Aldous Tyler has nothing but good things to say about Glass Nickel, whose west-side outlet last year sold pizza and distributed flyers for Pagan Pride Day, an annual celebration of all things pagan.
"I'm glad they supported the event," says Tyler, one of the organizers. "But this year, they just said they can't do it." He suspects that someone complained.
He's right. "Some of our employees were uncomfortable when they saw the flyers," says Noel Johnson, the outlet's business operations coordinator. So was owner Neil Spath, who according to Johnson "strongly believes in the separation of church and pizza" and halted the distribution of flyers. Johnson admits Tyler was not told about this: "We were not upfront about this to him at the time."
Johnson (a former Isthmus employee) says her Glass Nickel outlet has a policy of religious neutrality so as not to alienate employees or customers. "It's not like we refused to serve pagans. We were happy to be a vendor at this event. It was the sponsorship that was the issue." She adds, "I have attended a pagan solstice celebration myself, and have nothing against pagans."
Who does? The Madison Area Pagan Pride Day, now in its 11th year, attracted more than 600 guests in 2007. This year's event, on Saturday, Sept. 27, at Lakeview Park in Middleton, will include a pagan fashion show, workshops on topics like ritual drumming, collections of food, clothes, and toiletries for local charities, and even what Tyler jokingly calls a "blood sacrifice": a drive to sign up donors to the Red Cross.
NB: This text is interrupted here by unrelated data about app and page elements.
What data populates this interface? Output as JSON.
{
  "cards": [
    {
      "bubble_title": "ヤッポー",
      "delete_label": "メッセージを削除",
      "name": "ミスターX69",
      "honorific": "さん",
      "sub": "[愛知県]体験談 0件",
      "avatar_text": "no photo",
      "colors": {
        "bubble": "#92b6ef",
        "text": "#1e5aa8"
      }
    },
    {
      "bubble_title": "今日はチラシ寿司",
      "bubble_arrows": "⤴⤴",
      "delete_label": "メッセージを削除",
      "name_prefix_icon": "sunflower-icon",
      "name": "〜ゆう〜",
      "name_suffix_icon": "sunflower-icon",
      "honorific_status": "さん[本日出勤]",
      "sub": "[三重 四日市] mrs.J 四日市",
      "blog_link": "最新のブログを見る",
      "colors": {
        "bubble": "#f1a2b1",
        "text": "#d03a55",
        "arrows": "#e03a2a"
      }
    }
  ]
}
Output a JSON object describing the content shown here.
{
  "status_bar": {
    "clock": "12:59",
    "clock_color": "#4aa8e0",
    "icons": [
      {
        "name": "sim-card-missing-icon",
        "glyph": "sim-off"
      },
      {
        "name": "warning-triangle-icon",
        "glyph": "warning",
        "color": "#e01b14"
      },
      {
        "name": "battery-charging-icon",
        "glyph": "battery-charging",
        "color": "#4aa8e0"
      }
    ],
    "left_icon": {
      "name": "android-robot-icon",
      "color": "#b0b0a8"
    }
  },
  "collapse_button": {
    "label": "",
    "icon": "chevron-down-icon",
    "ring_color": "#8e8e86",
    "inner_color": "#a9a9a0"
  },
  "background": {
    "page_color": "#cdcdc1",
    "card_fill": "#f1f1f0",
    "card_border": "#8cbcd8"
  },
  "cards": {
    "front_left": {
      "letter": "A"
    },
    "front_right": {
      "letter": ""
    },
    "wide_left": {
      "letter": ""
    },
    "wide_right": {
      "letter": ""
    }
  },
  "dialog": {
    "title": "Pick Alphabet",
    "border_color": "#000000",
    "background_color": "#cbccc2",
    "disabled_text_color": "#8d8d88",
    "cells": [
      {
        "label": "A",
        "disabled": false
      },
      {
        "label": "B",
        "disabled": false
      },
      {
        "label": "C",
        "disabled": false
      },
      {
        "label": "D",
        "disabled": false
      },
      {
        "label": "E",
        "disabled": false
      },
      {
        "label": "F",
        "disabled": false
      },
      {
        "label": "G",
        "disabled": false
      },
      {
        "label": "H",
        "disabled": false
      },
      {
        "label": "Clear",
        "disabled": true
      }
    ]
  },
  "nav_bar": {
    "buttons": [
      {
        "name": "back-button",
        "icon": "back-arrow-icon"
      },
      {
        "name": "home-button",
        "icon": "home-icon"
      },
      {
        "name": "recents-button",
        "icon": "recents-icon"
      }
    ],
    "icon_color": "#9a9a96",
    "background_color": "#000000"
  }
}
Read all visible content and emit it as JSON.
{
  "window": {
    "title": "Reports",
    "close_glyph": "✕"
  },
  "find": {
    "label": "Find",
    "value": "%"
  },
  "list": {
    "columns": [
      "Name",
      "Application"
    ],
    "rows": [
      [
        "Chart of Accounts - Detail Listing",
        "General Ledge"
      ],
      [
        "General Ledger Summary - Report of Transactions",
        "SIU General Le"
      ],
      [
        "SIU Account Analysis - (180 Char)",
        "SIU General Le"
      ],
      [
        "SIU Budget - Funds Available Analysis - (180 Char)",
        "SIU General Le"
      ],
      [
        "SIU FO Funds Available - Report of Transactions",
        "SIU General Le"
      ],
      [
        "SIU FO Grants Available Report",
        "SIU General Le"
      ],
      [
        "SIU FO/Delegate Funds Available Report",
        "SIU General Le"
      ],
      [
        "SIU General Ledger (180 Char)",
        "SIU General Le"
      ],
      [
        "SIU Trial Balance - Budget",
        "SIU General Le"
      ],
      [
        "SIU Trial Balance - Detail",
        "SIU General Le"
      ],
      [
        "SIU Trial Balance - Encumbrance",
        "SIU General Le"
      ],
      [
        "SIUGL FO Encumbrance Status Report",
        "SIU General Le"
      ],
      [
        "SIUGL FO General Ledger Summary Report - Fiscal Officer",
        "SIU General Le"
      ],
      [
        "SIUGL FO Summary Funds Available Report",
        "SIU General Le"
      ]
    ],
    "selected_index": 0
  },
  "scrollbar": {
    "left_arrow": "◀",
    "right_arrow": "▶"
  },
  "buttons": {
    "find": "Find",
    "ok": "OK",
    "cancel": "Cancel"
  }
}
"The idea is to reach out to the general community and let others see for themselves what we're all about," says Tyler. And yes, there will be food: Milio's sandwiches will be sold at the event.